Abbreviations

Q. I have two questions about the use of AD (anno Domini). First, is it acceptable to leave the abbreviation after the year when it refers to a decade, as in “the 30s AD” (referring to the fourth decade)? Or should that be “the AD 30s”? Second, since AD literally means “in the year of the Lord,” should we avoid saying “in AD 60,” etc., just as we avoid saying “in ibid.”?

Q. Is it AKA, aka, or a.k.a.? What about in dialogue?

Q. CMOS 10.39 says this: “Where space restrictions require that the names of months be abbreviated, one of the following systems is often used.” How do you suggest one defines “space restrictions”?

Q. Dear CMOS: In your style guide you write that there is no space between a number and the % symbol. But in math it’s normal to put a space between a number and a symbol. It’s also part of ISO and NIST and other standards. Why don’t you follow these standards?

Q. Hi. In Chicago Style, are “T” and “F” acceptable for “True” and “False”? The document is simple questions with T and F answers.

Q. Is there any chance that “am” and “pm” will become acceptable as correct forms of “a.m.” and “p.m.”?

Q. What is the convention for abbreviating thousands, millions, and billions in monetary amounts? I have seen K, M, and B, but I’ve also seen millions represented by MM and thousands represented by M. Thanks!

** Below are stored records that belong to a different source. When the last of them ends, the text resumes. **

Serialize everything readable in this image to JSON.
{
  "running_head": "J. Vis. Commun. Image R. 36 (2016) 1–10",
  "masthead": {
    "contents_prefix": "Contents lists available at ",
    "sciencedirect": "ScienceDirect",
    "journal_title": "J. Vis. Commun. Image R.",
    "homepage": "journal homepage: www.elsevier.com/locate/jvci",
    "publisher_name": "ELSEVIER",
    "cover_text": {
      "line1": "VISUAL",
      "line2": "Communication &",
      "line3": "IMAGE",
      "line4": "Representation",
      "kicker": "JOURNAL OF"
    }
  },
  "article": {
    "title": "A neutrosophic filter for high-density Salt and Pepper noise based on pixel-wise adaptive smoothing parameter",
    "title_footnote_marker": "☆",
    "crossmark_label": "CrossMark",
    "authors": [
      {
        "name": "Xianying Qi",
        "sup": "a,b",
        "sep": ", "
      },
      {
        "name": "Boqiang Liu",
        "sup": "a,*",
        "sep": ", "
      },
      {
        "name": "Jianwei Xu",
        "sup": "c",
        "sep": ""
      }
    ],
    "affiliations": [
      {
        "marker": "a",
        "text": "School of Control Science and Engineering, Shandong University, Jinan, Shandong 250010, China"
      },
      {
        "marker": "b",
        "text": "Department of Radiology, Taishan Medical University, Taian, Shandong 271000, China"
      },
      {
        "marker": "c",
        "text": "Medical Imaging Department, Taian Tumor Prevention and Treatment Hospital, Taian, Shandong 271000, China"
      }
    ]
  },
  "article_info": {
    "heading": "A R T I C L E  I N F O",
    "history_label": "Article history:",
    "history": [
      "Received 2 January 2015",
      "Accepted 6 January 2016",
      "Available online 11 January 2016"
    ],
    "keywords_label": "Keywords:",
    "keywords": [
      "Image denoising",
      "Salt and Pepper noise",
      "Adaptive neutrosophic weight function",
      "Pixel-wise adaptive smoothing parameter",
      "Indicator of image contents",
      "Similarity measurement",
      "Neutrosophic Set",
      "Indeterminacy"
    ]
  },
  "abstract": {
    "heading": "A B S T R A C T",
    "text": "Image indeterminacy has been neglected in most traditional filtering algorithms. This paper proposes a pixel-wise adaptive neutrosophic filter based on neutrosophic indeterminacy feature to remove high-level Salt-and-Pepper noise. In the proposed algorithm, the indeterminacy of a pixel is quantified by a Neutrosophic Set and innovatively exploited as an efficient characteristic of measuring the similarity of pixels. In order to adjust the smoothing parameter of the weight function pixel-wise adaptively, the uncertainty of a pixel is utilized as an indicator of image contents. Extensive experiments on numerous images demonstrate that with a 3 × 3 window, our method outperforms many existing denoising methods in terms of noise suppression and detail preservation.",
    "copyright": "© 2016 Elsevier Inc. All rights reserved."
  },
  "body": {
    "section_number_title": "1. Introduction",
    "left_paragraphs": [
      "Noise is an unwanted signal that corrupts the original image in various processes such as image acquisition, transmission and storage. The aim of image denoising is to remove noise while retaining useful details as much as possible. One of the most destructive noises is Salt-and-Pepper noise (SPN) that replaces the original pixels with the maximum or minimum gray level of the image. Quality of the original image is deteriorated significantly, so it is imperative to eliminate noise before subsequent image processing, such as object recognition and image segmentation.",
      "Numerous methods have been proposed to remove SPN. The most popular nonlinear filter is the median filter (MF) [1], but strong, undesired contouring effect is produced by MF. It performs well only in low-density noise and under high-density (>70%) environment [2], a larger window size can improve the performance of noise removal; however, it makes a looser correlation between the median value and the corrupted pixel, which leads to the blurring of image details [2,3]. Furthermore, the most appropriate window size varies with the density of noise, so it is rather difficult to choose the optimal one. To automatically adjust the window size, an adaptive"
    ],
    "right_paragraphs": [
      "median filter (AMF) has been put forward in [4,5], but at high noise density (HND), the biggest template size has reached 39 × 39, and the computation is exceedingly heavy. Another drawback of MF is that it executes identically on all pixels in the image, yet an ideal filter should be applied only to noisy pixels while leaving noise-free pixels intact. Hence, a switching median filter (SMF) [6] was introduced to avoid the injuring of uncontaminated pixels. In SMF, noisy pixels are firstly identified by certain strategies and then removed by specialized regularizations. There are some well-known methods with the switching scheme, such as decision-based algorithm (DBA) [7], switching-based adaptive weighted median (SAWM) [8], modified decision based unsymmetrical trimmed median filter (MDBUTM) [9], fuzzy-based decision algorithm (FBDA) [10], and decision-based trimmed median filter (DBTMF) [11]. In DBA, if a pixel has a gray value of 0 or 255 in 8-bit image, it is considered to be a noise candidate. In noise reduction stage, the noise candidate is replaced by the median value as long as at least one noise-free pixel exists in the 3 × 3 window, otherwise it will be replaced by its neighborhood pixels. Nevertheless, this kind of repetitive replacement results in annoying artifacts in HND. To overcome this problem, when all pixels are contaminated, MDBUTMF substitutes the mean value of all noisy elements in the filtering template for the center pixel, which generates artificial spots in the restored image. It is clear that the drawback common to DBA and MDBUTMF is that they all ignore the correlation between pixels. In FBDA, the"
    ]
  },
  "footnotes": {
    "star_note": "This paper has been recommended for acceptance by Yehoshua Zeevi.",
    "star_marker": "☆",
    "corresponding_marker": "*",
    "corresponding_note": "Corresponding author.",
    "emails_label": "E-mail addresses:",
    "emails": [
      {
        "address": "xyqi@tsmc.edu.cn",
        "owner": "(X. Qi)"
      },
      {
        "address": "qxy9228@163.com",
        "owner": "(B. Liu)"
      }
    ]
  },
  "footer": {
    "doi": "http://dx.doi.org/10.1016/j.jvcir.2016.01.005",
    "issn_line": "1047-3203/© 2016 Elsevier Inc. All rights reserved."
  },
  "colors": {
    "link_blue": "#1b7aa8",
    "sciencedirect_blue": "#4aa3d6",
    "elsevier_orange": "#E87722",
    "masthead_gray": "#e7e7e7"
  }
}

Q. CMOS omits periods after any designator for United States organizations of any kind—e.g., US Army, US Navy, US Department of State. This format directly contradicts all official U.S. government writing guidelines. What prompted CMOS to make such a change?

Q. My publisher prefers that AD come before the year (as in “AD 99”), but would the same rule apply to centuries? That is, should it be “first century AD” or “AD first century”?

Q. Does Chicago prefer “COVID-19” or “Covid-19”?